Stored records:

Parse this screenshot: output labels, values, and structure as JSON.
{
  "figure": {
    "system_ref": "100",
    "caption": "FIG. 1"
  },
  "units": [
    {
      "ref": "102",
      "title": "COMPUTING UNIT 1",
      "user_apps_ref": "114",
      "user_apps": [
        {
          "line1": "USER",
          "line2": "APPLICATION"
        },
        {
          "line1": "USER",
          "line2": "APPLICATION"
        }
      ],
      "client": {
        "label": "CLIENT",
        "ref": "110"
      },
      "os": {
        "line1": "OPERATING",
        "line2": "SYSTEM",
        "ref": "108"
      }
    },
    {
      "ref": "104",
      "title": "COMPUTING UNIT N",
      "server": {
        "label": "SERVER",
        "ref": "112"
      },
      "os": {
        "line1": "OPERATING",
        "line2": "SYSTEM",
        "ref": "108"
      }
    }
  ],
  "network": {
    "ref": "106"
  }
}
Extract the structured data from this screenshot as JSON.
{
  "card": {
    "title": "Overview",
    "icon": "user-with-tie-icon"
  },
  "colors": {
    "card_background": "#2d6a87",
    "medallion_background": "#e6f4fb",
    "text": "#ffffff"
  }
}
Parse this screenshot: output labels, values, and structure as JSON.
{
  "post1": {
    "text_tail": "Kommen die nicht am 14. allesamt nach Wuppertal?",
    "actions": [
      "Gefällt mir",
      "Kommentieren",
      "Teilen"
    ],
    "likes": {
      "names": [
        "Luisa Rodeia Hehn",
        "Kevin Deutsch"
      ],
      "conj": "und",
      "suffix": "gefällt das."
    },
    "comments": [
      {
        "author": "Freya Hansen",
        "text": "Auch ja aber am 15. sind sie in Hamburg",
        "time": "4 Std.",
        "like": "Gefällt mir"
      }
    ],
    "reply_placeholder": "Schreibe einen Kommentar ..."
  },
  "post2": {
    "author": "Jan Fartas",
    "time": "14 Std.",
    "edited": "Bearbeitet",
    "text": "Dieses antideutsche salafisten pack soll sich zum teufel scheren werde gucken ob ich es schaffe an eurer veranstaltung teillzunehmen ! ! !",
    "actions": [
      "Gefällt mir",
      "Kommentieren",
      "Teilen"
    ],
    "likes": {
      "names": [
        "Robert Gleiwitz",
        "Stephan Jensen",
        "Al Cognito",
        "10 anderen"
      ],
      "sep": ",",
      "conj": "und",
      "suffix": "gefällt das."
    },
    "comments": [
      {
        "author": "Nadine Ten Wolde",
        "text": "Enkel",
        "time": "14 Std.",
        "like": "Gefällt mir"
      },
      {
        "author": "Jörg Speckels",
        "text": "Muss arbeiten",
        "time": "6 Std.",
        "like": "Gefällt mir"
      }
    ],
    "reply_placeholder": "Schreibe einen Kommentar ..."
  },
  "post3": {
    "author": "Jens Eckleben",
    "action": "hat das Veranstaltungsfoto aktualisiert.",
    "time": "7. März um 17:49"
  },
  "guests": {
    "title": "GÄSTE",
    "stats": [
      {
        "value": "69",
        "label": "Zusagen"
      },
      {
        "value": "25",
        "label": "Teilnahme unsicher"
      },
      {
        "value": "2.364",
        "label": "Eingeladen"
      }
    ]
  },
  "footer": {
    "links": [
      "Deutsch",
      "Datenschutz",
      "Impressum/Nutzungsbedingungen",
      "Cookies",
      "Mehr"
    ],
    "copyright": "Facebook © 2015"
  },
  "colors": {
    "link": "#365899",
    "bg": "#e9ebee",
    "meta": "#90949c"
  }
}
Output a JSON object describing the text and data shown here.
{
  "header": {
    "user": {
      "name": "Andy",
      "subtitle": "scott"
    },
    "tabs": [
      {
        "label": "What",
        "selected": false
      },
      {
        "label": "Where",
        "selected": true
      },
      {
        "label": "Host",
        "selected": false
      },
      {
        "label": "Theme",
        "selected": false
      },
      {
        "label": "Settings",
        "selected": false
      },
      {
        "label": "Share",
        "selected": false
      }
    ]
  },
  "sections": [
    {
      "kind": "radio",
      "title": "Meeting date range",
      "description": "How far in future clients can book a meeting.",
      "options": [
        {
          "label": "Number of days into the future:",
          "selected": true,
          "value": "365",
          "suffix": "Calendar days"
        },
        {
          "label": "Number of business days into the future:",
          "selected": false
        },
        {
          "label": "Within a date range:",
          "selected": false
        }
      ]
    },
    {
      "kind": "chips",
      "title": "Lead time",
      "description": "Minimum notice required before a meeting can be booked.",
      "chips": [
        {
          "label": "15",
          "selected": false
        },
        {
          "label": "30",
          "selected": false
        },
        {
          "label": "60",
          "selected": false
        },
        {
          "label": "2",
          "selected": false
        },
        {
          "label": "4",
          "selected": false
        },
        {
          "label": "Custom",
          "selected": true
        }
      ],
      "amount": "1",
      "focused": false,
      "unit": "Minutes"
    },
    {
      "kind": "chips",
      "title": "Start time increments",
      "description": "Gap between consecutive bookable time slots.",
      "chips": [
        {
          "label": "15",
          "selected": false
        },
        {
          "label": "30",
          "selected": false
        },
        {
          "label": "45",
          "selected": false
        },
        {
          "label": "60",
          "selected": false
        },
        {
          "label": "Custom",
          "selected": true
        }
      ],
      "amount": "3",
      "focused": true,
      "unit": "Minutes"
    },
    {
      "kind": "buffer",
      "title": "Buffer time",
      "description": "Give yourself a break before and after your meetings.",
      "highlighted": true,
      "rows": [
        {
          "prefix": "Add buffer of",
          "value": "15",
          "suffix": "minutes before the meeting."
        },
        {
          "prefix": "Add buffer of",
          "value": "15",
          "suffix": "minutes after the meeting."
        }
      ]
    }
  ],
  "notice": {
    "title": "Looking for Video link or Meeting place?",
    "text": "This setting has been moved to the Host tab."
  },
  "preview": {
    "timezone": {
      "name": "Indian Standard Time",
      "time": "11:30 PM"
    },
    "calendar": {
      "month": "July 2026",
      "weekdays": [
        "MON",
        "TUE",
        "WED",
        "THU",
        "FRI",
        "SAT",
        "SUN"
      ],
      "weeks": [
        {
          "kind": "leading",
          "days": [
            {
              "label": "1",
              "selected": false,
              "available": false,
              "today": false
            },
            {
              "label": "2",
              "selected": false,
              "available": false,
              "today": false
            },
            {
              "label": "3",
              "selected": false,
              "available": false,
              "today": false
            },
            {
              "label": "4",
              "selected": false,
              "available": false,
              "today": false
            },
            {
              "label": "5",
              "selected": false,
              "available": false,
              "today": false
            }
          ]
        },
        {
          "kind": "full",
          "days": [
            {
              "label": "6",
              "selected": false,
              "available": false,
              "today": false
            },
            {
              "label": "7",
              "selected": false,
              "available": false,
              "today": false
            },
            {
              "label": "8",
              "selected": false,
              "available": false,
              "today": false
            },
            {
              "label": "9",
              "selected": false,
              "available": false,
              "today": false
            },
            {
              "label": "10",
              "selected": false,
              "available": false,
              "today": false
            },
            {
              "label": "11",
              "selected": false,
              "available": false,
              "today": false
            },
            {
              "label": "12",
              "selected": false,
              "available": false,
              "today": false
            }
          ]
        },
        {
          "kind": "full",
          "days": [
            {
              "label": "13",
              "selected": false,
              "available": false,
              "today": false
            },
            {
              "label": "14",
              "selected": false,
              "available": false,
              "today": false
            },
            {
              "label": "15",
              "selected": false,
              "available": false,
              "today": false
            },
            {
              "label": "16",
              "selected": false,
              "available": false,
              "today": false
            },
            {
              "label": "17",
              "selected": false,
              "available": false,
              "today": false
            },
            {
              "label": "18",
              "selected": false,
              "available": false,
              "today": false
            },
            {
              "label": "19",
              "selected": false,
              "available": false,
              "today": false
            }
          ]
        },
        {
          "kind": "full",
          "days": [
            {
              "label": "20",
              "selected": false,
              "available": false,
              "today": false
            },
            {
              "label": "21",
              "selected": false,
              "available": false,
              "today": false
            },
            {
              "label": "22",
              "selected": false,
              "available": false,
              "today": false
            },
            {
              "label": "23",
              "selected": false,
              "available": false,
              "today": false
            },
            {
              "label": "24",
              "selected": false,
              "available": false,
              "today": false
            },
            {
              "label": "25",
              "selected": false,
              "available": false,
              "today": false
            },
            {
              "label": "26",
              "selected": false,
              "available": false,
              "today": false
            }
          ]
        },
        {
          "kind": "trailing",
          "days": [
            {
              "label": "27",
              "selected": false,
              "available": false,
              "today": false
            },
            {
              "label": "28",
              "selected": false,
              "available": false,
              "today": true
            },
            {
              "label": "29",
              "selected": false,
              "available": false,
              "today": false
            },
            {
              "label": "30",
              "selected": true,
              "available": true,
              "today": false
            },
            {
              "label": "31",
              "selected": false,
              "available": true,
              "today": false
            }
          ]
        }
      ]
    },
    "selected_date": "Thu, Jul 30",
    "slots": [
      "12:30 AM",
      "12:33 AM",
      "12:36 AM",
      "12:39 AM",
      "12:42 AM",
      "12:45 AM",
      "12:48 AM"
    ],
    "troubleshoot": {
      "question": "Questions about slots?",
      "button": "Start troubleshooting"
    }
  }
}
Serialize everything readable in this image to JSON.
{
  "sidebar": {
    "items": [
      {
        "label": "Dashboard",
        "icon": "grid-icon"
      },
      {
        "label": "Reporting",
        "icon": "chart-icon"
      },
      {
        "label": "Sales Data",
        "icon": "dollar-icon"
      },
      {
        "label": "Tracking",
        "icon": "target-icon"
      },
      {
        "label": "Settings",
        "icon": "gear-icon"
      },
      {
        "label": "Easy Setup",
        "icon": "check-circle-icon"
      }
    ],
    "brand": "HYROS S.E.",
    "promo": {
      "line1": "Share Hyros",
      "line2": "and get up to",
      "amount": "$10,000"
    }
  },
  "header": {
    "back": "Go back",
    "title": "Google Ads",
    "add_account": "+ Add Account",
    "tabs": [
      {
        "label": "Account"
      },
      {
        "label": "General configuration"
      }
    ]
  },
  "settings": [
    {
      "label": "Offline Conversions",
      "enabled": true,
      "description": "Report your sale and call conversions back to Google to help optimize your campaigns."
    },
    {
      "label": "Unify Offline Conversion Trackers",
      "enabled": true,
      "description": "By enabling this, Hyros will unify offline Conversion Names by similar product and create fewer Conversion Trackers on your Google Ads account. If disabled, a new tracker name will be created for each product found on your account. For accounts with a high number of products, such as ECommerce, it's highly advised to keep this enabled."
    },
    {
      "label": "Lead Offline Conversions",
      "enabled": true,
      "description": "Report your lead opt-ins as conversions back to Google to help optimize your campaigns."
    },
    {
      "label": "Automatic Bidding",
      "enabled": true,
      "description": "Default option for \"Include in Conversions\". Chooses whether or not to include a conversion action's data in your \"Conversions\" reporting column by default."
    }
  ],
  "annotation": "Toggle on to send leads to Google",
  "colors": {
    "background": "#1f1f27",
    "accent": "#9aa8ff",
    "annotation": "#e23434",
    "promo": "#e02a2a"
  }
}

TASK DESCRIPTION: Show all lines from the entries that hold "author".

RESULT OF THIS EXERCISE:
        "author": "Freya Hansen",
    "author": "Jan Fartas",
        "author": "Nadine Ten Wolde",
        "author": "Jörg Speckels",
    "author": "Jens Eckleben",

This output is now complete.